Antiperspirant and Deodorant
Antiperspirant and deodorant are two of the most common cosmetic ingredients used in the United States, and are often used together in one product. They are considered very safe (mild allergic reasons can occur), especially given that 90% of Americans are estimated to use these products every day.
Antiperspirant: used to reduce the amount of sweat/wetness; most common active ingredients are aluminum salts which block sweat glands.
Deodorant: used to reduce odor and the number of bacteria in the underarm; usually ethanol-based
The long-term effects of widespread use of aluminum-containing antiperspirants are unknown and is commonly questioned, although there is no consistent evidence indicating any long-term adverse health effect. However, a potential increased risk of breast cancer appears to be the leading possible negative outcome, but this is also refuted by numerous health organizations.
Aluminum (Al) pervades the environment and its safety in humans has been studied for more than a hundred years. Humans are constantly exposed to AI, especially through food (tea leaves, cocoa, breads, cakes, spinach, radishes, mushrooms, and canned goods); aluminum is found in the blood and urine of all humans.
AI compounds have been used in antiperspirants since 1903 and are currently located in other products such as toothpaste, cooking utensils, sunscreen, baking foil, drugs, and cosmetics.

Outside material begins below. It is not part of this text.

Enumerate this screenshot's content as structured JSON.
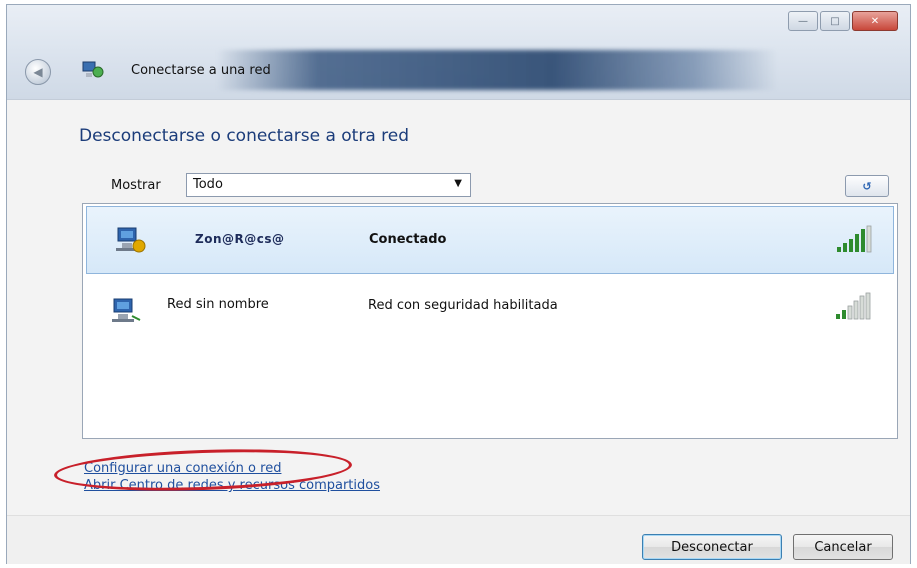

In cosmetics, they are used as pigmentation and thickening agents.
There is no safety information regarding the use of deodorants and antiperspirants during human pregnancy. They usually studied in the context of other cosmetic/beauty products while assessing the safety of phthalates (chemicals used to make plastics more flexible and harder to break).

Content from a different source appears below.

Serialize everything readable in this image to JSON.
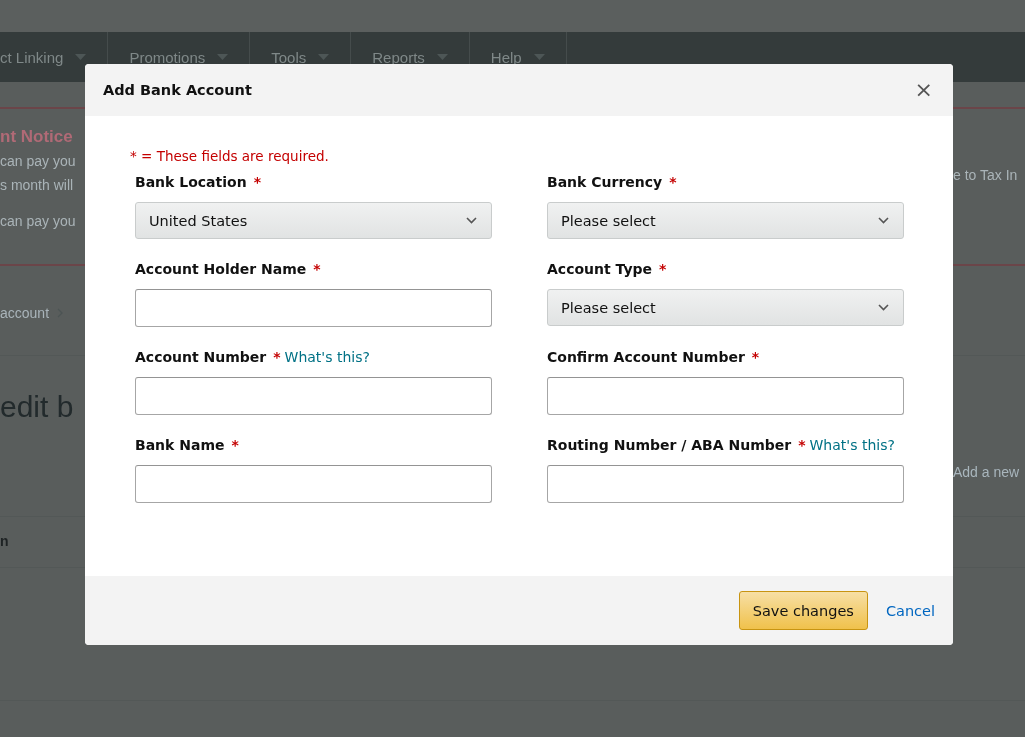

Excess oral intake of AI in pregnant animal studies have shown adverse effects, and AI has been identified in placental tissues and umbilical cords. However, malformations and other adverse effects are not consistent. Further, the sources of AI exposure were not antiperspirant/deodorant use, oral doses were much higher than human consumption through food, and some studies included AI with other toxic metals.

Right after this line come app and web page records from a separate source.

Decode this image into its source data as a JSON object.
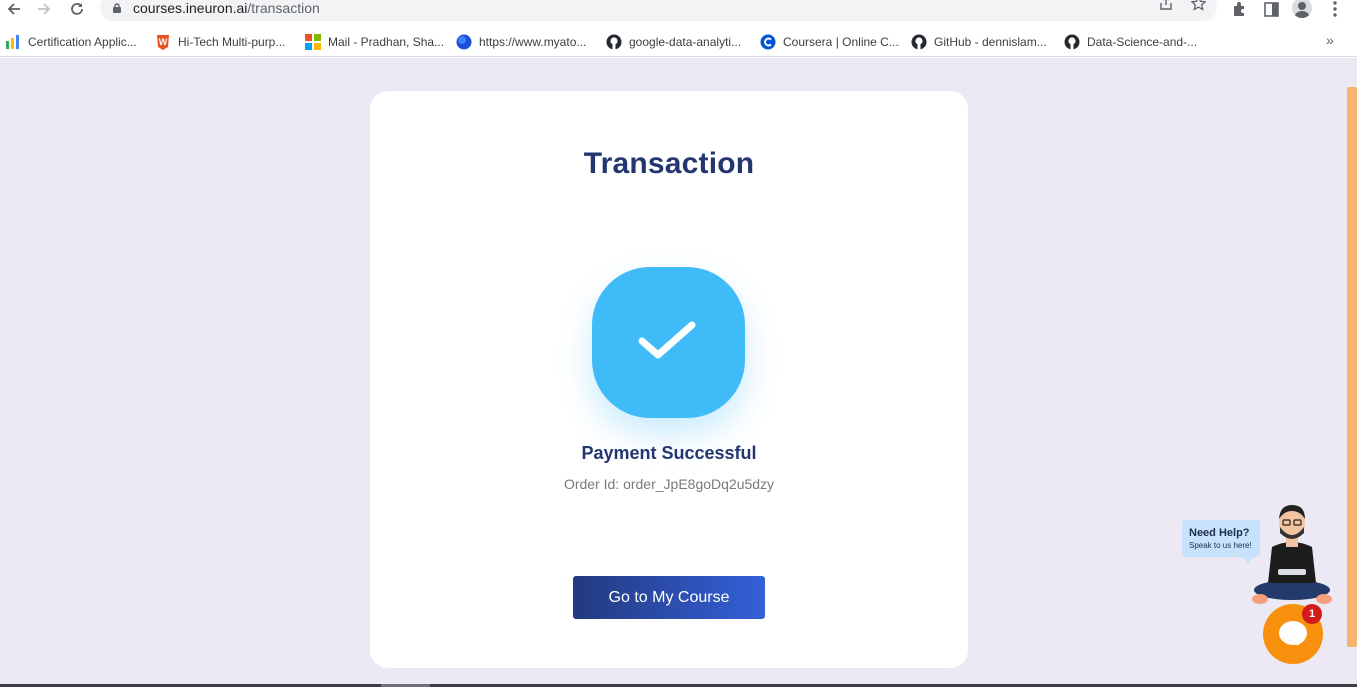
{
  "browser": {
    "url_domain": "courses.ineuron.ai",
    "url_path": "/transaction",
    "back_icon": "arrow-left-icon",
    "forward_icon": "arrow-right-icon",
    "reload_icon": "reload-icon",
    "more_bookmarks_glyph": "»"
  },
  "bookmarks": [
    {
      "label": "Certification Applic...",
      "icon": "bar-chart-favicon"
    },
    {
      "label": "Hi-Tech Multi-purp...",
      "icon": "w-favicon"
    },
    {
      "label": "Mail - Pradhan, Sha...",
      "icon": "microsoft-favicon"
    },
    {
      "label": "https://www.myato...",
      "icon": "blue-circle-favicon"
    },
    {
      "label": "google-data-analyti...",
      "icon": "github-favicon"
    },
    {
      "label": "Coursera | Online C...",
      "icon": "coursera-favicon"
    },
    {
      "label": "GitHub - dennislam...",
      "icon": "github-favicon"
    },
    {
      "label": "Data-Science-and-...",
      "icon": "github-favicon"
    }
  ],
  "card": {
    "title": "Transaction",
    "status": "Payment Successful",
    "order_id": "Order Id: order_JpE8goDq2u5dzy",
    "button_label": "Go to My Course"
  },
  "help": {
    "title": "Need Help?",
    "subtitle": "Speak to us here!",
    "badge_count": "1"
  },
  "colors": {
    "page_bg": "#ece9f5",
    "title": "#233670",
    "check": "#3fbcf8",
    "button_start": "#233a80",
    "button_end": "#3460d8",
    "chat": "#f7900d"
  }
}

The difficulty in determining toxicity regarding antiperspirant use is that the systemic absorption rate is not known and has only recently been studied; these studies have, however, indicated that AI absorption rate appears to be “negligible” to “very low”, and therefore may only be an additional minor exposure rate compared to background rates (i.e. environment, food).
There is limited to no data regarding antiperspirant and deodorant use during pregnancy or how the ingredients in these products could affect the fetus. However, it is currently assessed absorption rate is likely very low, and the nine-month time frame of exposure is likely too short for any negative outcomes.
Women should direct all questions regarding antiperspirant and deodorant use during pregnancy to their HCP.